It has just been one week since my previous analysis—just before the Debate. But, man, it feels like it has been a year! That analysis had former Vice President Joe Biden leading President Donald Trump by, on average, 377 to 161 electoral votes. Biden won all of the 10,000 simulated elections. We have new insight in the form of 66 new state head-to-head polls.
Now, after 100,000 simulated elections, Biden still wins 100,000 times and Trump wins 0 times. Biden received (on average) 363 to Trump’s 175 electoral votes, so Biden’s lead has shrunk by 14 votes. In an election held now, Biden would have a greater than 99.9% probability of winning and Trump would have a less than 0.1% probability of winning.
What are the big changes?
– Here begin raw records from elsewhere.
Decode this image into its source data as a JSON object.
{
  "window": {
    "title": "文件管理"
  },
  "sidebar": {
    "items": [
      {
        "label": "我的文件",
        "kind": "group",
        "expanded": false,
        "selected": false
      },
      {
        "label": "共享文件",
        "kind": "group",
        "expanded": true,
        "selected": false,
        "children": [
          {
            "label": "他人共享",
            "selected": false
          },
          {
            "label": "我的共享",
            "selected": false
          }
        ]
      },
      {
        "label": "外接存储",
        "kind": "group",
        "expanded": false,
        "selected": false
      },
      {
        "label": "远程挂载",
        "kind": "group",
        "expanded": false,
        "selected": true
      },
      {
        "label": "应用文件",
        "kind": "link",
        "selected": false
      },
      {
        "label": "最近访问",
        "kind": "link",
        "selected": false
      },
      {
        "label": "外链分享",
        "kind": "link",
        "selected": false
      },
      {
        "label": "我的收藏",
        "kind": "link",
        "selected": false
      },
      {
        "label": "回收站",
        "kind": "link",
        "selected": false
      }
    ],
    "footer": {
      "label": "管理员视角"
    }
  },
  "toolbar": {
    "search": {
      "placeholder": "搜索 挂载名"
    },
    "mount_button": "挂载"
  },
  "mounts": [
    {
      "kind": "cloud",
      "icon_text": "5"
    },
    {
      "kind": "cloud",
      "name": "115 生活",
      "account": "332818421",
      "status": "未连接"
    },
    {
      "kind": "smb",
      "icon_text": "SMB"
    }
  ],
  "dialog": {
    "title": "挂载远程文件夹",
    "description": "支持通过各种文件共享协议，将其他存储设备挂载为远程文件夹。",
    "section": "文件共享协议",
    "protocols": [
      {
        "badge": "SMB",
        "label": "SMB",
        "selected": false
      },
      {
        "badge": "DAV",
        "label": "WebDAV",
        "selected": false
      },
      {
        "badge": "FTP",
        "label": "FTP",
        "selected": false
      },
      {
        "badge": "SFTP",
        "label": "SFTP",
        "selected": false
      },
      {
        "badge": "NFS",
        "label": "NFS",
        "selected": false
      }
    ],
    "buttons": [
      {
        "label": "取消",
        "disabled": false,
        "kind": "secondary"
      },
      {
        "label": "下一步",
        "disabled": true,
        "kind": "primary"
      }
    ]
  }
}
First, Trump’s chances in Alabama increase from 75% to 100% probability on account of an old mid-August poll being replaced by a current poll with a large sample size from Auburn University. Smaller gains come from Iowa (58% to 63% probability) and Kansas (92% to 99%). The two most important gains are in Ohio, where newer polling take Trump from a 5% to a 54% probability of winning—changing Ohio from Blue to Red on our map, and Texas, where the newer polls increase Trump’s changes from 63% to 91% chance of taking the state. Finally, in Virginia, a Biden+15% poll drops out leaving only a small Biden+5 poll, raising Trump’s chances from less than 1% to 16%.
Biden has made some gains, as well. In Georgia, five new polls coming in and three polls aging out have upped Biden’s chances of taking the state from 41% to 76%, switching the state from red to blue. A new Trump+5 poll in Mississippi replaces an older Trump +10 poll, dropping Trump’s chances from 97% to 87%. Likewise, in Montana, an old poll dropped out leaving behind one smallish poll, so that Trump’s chances drop from 98% to 91%. Clearly, for Mississippi and Montana, we badly need some new polls. We have the opposite situation in New Hampshire, where we went from one current poll to four current polls, all with Biden in the lead. Consequently, Trump’s chances drop from 33% to 0%. Another big change is in North Carolina, where six old polls age out and three new polls weigh in. Out of 19 current polls, Biden leads in 14 of them, Trump leads in three and there are two ties. These boost Biden’s chances from a 69% to 88%.
The long term trends in this race can be seen from a series of elections simulated every seven days using polls from 05-Oct-2019 to 05-Oct-2020, and including polls from the preceding month (FAQ):